Pleading

In the absence of statutes covering the operation and management of airplanes at the time and place of an accident, the ordinary rules of negligence are applicable to cases of damage to persons and property caused by aircraft[i].

The requisite elements of a negligence cause of action are[ii]:

  • a duty of care owed by defendant to plaintiff;
  • defendant negligently breached the duty of care; and
  • the breach was the proximate cause of plaintiff’s injury.

 

In Holt v. Am. Med. Sys., 1997 U.S. Dist. LEXIS 24194 (C.D. Cal. June 6, 1997), the court held that a plaintiff alleging negligence must establish, by a preponderance of the evidence, that a defendant’s negligence proximately caused plaintiff’s harm.

The foreseeability of the risk of injury is a major consideration in determining the existence of a duty of reasonable care[iii].  The fact-specific analysis of whether a duty of reasonable care arises also involves identifying, weighing, and balancing several factors, such as:

  • the relationship of the parties,
  • the nature of the attendant risk,
  • the opportunity and ability to exercise care, and
  • the public interest in the proposed solution.

 

Further, a plaintiff must demonstrate four elements to establish a negligence per se claim[iv]:

  • the defendant violated a statute;
  • the statutory violation proximately caused injury;
  • the injury was the type that the statute was intended to prevent; and
  • the injured person was one of the class for whose protection the statute was adopted.

 

The maxim of res ipsa loquitur is applicable to airplane accidents.  In a case where the maxim res ipsa loquitur is applicable, a plaintiff does not lose the benefit of it by alleging specific acts of negligence which he fails to prove[v].

The doctrine res ipsa loquitur asserts that whenever a thing which produced an injury is shown to have been under the control and management of the defendant, and the occurrence is such as in the ordinary course of events does not happen if due care has been exercised, the fact of injury itself will be deemed to afford sufficient evidence to support a recovery in the absence of any explanation by the defendant tending to show that the injury was not due to his want of care[vi].

[i] Todd v. Weikle, 36 Md. App. 663 (Md. Ct. Spec. App. 1977).

[ii] Holt v. Am. Med. Sys., 1997 U.S. Dist. LEXIS 24194 (C.D. Cal. June 6, 1997).
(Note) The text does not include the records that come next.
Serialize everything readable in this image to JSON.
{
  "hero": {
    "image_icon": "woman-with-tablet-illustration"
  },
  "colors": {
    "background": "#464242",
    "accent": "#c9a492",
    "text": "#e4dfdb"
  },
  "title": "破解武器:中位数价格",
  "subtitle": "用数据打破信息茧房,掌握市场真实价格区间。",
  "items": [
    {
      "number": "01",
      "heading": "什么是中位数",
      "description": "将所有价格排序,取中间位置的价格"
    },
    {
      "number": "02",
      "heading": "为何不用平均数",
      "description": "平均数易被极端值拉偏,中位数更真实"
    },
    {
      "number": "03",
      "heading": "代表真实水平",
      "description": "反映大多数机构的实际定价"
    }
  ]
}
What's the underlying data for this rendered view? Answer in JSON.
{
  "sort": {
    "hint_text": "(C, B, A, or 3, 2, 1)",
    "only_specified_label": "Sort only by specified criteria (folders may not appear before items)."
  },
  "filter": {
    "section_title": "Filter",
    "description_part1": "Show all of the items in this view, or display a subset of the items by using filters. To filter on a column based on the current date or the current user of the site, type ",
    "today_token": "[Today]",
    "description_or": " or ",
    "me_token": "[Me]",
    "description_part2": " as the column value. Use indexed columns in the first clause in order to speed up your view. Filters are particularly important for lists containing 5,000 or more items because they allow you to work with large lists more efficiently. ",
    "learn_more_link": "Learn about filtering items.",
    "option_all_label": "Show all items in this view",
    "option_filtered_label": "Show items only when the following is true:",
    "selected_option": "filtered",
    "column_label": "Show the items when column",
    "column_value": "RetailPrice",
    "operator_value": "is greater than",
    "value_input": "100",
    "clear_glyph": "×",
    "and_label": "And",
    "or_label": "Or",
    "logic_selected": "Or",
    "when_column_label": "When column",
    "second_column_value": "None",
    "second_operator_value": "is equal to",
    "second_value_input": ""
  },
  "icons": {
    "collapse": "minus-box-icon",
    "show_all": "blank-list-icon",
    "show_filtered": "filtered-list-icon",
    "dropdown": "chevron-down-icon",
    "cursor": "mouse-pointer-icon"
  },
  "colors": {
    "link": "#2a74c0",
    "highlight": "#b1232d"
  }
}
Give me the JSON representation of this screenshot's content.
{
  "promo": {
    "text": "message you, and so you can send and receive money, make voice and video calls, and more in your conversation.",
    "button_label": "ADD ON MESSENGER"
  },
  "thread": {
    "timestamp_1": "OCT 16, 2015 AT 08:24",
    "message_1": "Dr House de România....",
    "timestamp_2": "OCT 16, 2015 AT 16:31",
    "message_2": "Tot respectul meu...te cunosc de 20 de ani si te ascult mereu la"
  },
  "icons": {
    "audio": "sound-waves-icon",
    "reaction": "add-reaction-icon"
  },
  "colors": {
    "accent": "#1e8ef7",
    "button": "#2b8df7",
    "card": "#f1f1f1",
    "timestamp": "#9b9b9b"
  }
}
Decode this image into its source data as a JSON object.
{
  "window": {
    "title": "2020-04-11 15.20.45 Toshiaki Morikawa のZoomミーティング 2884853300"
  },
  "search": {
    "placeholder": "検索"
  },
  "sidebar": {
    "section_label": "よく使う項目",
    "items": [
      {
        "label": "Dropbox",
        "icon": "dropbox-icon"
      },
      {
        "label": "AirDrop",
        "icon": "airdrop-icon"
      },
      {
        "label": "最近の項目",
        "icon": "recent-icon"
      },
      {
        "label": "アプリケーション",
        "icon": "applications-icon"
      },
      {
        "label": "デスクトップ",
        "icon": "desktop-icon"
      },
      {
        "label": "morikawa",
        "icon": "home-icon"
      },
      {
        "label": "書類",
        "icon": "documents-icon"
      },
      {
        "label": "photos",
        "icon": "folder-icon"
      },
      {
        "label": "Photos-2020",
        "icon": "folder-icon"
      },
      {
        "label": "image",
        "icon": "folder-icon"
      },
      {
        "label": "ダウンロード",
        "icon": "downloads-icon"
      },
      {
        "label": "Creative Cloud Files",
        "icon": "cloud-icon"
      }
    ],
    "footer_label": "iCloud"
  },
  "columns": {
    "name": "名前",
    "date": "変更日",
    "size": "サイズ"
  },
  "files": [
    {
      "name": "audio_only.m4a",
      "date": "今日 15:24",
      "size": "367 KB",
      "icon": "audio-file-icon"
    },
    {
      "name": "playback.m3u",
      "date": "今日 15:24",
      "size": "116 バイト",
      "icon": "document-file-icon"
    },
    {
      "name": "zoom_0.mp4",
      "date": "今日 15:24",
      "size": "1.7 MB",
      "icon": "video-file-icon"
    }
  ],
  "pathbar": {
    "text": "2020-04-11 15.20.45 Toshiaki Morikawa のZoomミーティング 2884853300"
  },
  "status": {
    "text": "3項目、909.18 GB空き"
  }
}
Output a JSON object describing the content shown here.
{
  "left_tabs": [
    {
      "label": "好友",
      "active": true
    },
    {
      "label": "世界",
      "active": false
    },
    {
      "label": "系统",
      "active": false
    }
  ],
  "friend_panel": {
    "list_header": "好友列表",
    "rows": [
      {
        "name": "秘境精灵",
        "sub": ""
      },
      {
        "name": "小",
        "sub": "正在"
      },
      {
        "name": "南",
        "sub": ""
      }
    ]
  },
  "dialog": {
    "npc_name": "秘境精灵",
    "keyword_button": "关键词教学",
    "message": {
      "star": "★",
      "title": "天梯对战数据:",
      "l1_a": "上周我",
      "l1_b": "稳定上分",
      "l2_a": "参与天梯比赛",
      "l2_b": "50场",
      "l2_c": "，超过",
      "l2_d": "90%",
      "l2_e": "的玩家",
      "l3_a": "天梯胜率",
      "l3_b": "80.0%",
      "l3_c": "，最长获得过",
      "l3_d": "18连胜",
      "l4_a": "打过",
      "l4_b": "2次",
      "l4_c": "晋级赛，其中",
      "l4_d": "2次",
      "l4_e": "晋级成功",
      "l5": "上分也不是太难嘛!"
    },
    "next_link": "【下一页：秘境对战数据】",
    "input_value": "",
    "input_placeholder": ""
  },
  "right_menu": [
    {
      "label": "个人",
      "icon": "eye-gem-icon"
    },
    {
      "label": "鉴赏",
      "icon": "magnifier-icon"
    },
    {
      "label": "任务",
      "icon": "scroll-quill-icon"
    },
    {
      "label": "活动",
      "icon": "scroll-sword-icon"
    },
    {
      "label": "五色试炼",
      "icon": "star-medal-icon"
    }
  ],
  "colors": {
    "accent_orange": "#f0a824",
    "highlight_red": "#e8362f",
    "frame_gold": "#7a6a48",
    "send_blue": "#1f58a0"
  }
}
[iii] In re Jacoby Airplane Crash Litig., 2007 U.S. Dist. LEXIS 93920 (D.N.J. Dec. 21, 2007).

[iv] Holt v. Am. Med. Sys., 1997 U.S. Dist. LEXIS 24194 (C.D. Cal. June 6, 1997).

[v] Southeastern Aviation, Inc. v. Hurd, 209 Tenn. 639 (Tenn. 1962).

[vi] Herndon v. Gregory, 190 Ark. 702 (Ark. 1935).


Inside Pleading